CHARLOTTESVILLE, Va. — TEPP-46, a new small-molecule drug intended to treat multiple sclerosis, has been considered a promising medicinal option for the disease. A new study giving researchers pause however, after finding TEPP-46 may in actuality make MS worse.
The drug hasn’t been tested on humans yet, and a team at the University of Virginia says scientists should begin human trials with extreme caution. This research, performed using mouse models, resulted in worse disease health outcomes. Making matters worse, additional unexpected side effects were also noted while using TEPP-46.
“It was not at all what we expected,” says MS researcher Alban Gaultier, PhD, of UVA’s Department of Neuroscience and its Center for Brain Immunology and Glia (BIG), in a university release. “The take-home message is that we should be very careful and do more fundamental research before we propose to take this to clinical trials.”
How does multiple sclerosis damage the body?
It’s estimated that about one million Americans deal with MS, an awful autoimmune disease that causes the body to attack its own myelin. Myelin protects nerve fibers, so MS subsequently stops nerves from sending signals to the brain. Common MS symptoms include numbness, pain, muscle spasms, and fatigue.
Current MS drugs leave a lot to be desired and often leave the body unable to fight off infections. TEPP-46 had picked up steam as of late as a new treatment option. Originally developed as a cancer drug, TEPP-46 influences the way in which cells generate energy. That process, known as “metabolic adaptation” plays a big role in both cancer and MS.
This study’s analysis however, suggests that TEPP-46 is quite detrimental to the health of MS patients. The drug appears to redirect inflammation from the spinal cord to the brain, inducing harmful changes in T-cells. Researchers are unsure at this point why TEPP-46 has this effect, but say it’s clear that these changes aren’t helpful.
These findings dispute prior projects that had concluded TEPP-46 can help MS patients. So, study authors say more research is definitely warranted.
At the very least, the UVA team believes TEPP-46 can be used to create more advanced mouse models for MS.
“It’s something that could be very useful,” Gaultier concludes. “In this animal model of MS, most of the inflammation takes places in the spinal cord.
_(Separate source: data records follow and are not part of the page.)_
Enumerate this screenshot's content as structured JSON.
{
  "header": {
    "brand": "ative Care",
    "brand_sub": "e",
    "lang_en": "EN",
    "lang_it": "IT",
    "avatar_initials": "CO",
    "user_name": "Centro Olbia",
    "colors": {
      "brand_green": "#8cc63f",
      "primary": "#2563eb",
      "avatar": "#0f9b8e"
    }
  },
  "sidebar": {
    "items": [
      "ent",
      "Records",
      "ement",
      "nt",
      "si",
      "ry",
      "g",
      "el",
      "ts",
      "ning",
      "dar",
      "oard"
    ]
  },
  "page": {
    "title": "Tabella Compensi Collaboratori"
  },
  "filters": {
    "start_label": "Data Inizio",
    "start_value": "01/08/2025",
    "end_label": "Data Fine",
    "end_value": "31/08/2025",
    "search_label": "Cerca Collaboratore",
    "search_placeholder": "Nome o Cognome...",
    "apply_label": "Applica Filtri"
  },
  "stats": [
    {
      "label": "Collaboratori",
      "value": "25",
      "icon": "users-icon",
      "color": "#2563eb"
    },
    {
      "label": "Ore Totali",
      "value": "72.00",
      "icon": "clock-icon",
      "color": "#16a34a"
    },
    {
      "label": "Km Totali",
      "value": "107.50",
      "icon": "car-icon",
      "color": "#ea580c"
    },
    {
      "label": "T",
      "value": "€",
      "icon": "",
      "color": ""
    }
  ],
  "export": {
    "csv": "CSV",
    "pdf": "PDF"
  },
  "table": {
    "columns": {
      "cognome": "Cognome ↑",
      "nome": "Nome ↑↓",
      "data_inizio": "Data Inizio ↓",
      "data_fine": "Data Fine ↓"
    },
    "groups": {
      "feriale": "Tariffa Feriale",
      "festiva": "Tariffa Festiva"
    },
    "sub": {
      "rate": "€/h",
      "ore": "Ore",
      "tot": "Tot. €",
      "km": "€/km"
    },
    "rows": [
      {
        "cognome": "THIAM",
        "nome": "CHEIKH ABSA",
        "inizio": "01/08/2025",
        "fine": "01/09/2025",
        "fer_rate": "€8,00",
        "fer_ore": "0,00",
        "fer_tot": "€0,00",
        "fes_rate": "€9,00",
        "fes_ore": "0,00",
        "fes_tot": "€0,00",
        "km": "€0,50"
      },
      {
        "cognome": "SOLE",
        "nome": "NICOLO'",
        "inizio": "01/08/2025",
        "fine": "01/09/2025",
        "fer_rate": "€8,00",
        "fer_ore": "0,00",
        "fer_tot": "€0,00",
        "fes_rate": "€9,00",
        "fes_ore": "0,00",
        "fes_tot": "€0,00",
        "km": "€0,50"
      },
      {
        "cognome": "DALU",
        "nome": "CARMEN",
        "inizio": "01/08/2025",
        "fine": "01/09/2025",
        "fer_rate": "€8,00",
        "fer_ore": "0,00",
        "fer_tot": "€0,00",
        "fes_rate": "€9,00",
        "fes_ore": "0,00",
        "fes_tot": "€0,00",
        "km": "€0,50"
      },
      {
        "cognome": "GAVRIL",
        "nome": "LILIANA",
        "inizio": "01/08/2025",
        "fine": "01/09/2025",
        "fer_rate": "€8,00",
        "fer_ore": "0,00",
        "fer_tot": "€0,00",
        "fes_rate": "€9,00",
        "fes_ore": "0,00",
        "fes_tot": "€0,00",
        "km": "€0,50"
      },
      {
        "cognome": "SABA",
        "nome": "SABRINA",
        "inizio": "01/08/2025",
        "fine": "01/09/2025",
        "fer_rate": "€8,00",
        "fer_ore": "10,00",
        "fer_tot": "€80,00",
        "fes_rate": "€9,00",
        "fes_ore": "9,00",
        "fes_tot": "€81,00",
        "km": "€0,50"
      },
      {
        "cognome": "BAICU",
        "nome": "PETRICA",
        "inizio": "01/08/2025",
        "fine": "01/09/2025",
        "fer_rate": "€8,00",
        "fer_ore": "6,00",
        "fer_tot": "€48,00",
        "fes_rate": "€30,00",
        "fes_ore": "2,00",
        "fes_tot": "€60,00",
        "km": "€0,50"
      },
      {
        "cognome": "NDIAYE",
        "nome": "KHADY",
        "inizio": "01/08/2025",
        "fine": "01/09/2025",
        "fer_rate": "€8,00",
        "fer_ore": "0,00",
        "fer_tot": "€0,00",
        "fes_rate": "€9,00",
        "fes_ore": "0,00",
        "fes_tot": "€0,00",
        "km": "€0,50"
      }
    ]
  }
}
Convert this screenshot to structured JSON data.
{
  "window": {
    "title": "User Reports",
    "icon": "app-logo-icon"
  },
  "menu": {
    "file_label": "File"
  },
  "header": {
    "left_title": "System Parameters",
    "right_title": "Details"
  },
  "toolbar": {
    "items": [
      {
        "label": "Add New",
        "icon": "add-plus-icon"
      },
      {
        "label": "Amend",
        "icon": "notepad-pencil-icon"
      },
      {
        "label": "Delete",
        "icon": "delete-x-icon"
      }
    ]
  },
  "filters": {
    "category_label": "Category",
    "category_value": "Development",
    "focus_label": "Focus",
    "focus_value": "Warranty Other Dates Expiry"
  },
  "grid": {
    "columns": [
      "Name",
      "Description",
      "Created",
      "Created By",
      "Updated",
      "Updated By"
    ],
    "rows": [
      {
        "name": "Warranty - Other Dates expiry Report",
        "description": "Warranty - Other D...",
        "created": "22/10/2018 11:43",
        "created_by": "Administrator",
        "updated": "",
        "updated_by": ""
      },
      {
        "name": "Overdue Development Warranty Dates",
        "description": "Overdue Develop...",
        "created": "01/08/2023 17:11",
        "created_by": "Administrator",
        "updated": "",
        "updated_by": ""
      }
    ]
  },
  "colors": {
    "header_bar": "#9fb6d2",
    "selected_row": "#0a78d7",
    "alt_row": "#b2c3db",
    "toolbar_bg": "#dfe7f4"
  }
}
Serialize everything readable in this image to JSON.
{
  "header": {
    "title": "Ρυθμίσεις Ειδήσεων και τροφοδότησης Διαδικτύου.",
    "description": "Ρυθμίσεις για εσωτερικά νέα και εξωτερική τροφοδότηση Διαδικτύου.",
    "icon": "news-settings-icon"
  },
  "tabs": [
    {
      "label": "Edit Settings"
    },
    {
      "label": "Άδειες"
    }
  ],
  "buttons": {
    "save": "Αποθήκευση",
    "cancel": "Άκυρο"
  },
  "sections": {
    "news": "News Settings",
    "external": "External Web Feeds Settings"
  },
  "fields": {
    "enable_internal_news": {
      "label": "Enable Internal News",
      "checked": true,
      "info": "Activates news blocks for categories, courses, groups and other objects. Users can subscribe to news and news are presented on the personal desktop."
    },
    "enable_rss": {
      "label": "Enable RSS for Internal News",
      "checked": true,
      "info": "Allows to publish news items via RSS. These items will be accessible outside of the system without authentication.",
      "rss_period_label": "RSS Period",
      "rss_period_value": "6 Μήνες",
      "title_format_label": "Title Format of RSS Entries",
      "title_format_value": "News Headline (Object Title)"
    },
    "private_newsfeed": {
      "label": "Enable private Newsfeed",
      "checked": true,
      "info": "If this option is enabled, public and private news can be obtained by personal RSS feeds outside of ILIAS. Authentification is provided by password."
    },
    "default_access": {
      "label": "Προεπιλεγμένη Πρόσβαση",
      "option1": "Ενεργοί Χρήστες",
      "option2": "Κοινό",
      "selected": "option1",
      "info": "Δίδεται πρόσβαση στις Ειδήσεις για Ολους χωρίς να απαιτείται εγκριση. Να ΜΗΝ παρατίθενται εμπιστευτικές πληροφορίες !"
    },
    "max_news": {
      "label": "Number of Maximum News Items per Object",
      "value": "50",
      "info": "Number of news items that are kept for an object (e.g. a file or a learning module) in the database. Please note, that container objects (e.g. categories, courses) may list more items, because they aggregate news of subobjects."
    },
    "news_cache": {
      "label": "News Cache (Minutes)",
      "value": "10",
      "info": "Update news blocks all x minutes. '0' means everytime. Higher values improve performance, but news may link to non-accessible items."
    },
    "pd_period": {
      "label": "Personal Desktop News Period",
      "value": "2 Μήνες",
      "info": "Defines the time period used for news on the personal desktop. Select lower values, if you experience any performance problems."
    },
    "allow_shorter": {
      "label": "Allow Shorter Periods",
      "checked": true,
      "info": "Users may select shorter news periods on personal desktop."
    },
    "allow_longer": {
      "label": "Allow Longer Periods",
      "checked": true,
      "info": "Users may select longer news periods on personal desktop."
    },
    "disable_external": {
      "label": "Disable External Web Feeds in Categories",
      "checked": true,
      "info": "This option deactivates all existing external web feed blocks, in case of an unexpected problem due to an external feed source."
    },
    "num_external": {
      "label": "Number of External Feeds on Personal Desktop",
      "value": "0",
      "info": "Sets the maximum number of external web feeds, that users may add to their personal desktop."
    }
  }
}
So by using that drug and reprogramming the immune cells, we were able to move the pathology from the spinal cord to the brain, which better mimics human disease.”
The study is published in Science Signaling.